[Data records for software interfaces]
>>

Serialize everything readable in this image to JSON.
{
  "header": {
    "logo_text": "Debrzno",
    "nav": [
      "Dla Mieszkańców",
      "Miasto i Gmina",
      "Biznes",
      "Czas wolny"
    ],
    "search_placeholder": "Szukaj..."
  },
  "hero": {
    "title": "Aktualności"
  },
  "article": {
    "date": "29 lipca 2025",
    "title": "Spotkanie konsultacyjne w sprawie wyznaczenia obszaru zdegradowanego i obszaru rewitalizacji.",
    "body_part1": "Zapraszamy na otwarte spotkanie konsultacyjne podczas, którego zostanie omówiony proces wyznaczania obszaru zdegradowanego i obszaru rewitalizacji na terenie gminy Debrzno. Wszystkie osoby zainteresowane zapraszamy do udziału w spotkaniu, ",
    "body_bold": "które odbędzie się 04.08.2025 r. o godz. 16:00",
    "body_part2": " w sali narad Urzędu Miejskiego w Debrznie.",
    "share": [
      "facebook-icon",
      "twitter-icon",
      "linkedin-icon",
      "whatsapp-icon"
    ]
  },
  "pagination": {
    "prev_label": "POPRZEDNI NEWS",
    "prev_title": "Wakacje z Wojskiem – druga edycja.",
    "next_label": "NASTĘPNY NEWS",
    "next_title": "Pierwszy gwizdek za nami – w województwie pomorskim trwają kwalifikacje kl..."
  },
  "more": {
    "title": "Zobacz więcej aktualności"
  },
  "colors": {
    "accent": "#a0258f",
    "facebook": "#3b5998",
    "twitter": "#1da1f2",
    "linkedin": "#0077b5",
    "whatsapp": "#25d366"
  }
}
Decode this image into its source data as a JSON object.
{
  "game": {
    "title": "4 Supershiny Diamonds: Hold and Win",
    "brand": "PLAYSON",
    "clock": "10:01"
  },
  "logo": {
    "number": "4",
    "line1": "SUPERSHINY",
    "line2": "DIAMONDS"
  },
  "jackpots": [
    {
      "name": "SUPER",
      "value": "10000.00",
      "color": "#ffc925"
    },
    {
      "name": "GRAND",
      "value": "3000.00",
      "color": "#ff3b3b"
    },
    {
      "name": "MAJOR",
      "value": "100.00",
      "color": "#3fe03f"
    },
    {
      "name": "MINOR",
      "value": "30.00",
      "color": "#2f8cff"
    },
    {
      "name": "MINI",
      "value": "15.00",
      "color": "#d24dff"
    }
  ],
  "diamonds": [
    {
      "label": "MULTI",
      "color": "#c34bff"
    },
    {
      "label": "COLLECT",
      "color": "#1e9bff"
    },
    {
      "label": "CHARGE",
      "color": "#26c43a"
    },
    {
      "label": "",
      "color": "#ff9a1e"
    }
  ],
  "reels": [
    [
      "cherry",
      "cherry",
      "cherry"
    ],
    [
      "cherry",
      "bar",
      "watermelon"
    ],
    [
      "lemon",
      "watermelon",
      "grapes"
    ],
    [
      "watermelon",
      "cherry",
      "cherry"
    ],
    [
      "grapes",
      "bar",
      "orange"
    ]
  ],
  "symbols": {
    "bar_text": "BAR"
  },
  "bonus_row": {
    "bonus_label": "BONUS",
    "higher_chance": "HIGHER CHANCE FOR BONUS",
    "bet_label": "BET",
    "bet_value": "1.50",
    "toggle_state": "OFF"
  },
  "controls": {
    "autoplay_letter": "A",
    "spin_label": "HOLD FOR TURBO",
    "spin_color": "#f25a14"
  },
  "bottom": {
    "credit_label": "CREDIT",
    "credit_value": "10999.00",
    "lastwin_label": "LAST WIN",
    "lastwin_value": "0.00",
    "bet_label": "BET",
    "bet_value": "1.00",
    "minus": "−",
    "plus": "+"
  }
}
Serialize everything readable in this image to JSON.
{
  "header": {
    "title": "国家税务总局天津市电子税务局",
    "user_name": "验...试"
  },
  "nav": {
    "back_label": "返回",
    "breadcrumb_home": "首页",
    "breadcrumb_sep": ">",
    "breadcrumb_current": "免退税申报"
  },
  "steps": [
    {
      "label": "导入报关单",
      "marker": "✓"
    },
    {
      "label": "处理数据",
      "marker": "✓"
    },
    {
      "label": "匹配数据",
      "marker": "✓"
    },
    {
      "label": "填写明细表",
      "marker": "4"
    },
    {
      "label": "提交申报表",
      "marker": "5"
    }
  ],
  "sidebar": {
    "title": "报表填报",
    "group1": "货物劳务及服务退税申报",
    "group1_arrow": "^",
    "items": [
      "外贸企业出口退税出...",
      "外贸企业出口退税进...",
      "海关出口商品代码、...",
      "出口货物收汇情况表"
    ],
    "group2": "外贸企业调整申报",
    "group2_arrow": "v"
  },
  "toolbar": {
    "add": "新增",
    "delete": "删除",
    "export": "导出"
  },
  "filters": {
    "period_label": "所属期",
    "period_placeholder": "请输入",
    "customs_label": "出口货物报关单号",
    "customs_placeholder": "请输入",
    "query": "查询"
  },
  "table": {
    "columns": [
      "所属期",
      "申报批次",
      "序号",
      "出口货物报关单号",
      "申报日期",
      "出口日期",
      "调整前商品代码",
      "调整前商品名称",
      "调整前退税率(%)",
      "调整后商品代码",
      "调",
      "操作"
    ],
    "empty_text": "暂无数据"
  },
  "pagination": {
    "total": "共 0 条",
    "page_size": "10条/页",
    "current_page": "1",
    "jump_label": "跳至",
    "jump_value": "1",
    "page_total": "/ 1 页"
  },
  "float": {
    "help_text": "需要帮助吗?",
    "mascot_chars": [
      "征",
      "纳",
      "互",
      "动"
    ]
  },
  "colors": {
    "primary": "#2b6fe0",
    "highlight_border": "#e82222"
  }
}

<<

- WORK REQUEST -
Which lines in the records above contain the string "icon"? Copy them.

- WORKED SOLUTION -
      "facebook-icon",
      "twitter-icon",
      "linkedin-icon",
      "whatsapp-icon"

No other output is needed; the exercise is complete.